It is especially counter-intuitive when interpreting a positive result in a test on a low-incidence population after having dealt with positive results drawn from a high-incidence population.[2] If the false positive rate of the test is higher than the proportion of the new population with the condition, then a test administrator whose experience has been drawn from testing in a high-incidence population may conclude from experience that a positive test result usually indicates a positive subject, when in fact a false positive is far more likely to have occurred.

Not adjusting to the scarcity of the condition in the new population, and concluding that a positive test result probably indicates a positive subject, even though population incidence is below the false positive rate, is a "base rate fallacy".

Example[edit]

High-incidence population[edit]

Number
of people
Infected Uninfected Total
Test
positive
400
(true positive)
30
(false positive)
430
Test
negative
0
(false negative)
570
(true negative)
570
Total 400 600 1000

Imagine running an HIV test on population A of 1000 persons, in which 40% are infected. The test has a false positive rate of 5% (0.05) and no false negative rate. The expected outcome of the 1000 tests on population A would be:

Infected and test indicates disease (true positive)
1000 × 40/100 = 400 people would receive a true positive
Uninfected and test indicates disease (false positive)
1000 × 100 – 40/100 × 0.05 = 30 people would receive a false positive
The remaining 570 tests are correctly negative.

So, in population A, a person receiving a positive test could be over 93% confident (400/30 + 400) that it correctly indicates infection.

Low-incidence population[edit]

Number
of people
Infected Uninfected Total
Test
positive
20
(true positive)
49
(false positive)
69
Test
negative
0
(false negative)
931
(true negative)
931
Total 20 980 1000

Now consider the same test applied to population B, in which only 2% is infected. The expected outcome of 1000 tests on population B would be:

Infected and test indicates disease (true positive)
1000 × 2/100 = 20 people would receive a true positive
Uninfected and test indicates disease (false positive)
1000 × 100 – 2/100 × 0.05 = 49 people would receive a false positive
The remaining 931 (= 1000 - (49 + 20)) tests are correctly negative.

In population B, only 20 of the 69 total people with a positive test result are actually infected. So, the probability of actually being infected after one is told that one is infected is only 29% (20/20 + 49) for a test that otherwise appears to be "95% accurate".
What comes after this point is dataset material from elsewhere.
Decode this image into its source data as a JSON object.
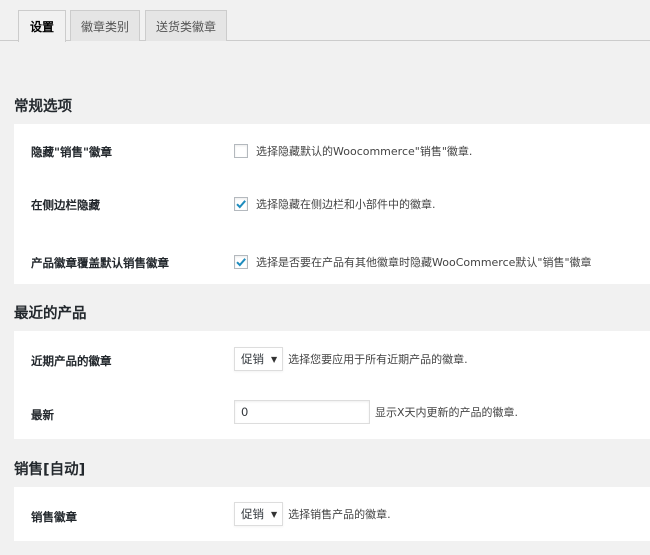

A tester with experience of group A might find it a paradox that in group B, a result that had usually correctly indicated infection is now usually a false positive. The confusion of the posterior probability of infection with the prior probability of receiving a false positive is a natural error after receiving a life-threatening test result.

See also[edit]

References[edit]

  1. ^ Rheinfurth, M. H.; Howell, L. W. (March 1998). Probability and Statistics in Aerospace Engineering (PDF). NASA. p. 16. MESSAGE: False positive tests are more probable than true positive tests when the overall population has a low incidence of the disease. This is called the false-positive paradox. 
  2. ^ a b Vacher, H. L. (May 2003). "Quantitative literacy - drug testing, cancer screening, and the identification of igneous rocks". Journal of Geoscience Education: 2. At first glance, this seems perverse: the less the students as a whole use steroids, the more likely a student identified as a user will be a non-user. This has been called the False Positive Paradox  - Citing: Gonick, L.; Smith, W. (1993). The cartoon guide to statistics. New York: Harper Collins. p. 49. 
  3. ^ Madison, B. L. (August 2007). "Mathematical Proficiency for Citizenship". In Schoenfeld, A. H. Assessing Mathematical Proficiency. Mathematical Sciences Research Institute Publications (New ed.). Cambridge University Press. p. 122. ISBN 978-0-521-69766-8. The correct [probability estimate...] is surprising to many; hence, the term paradox. 

External links[edit]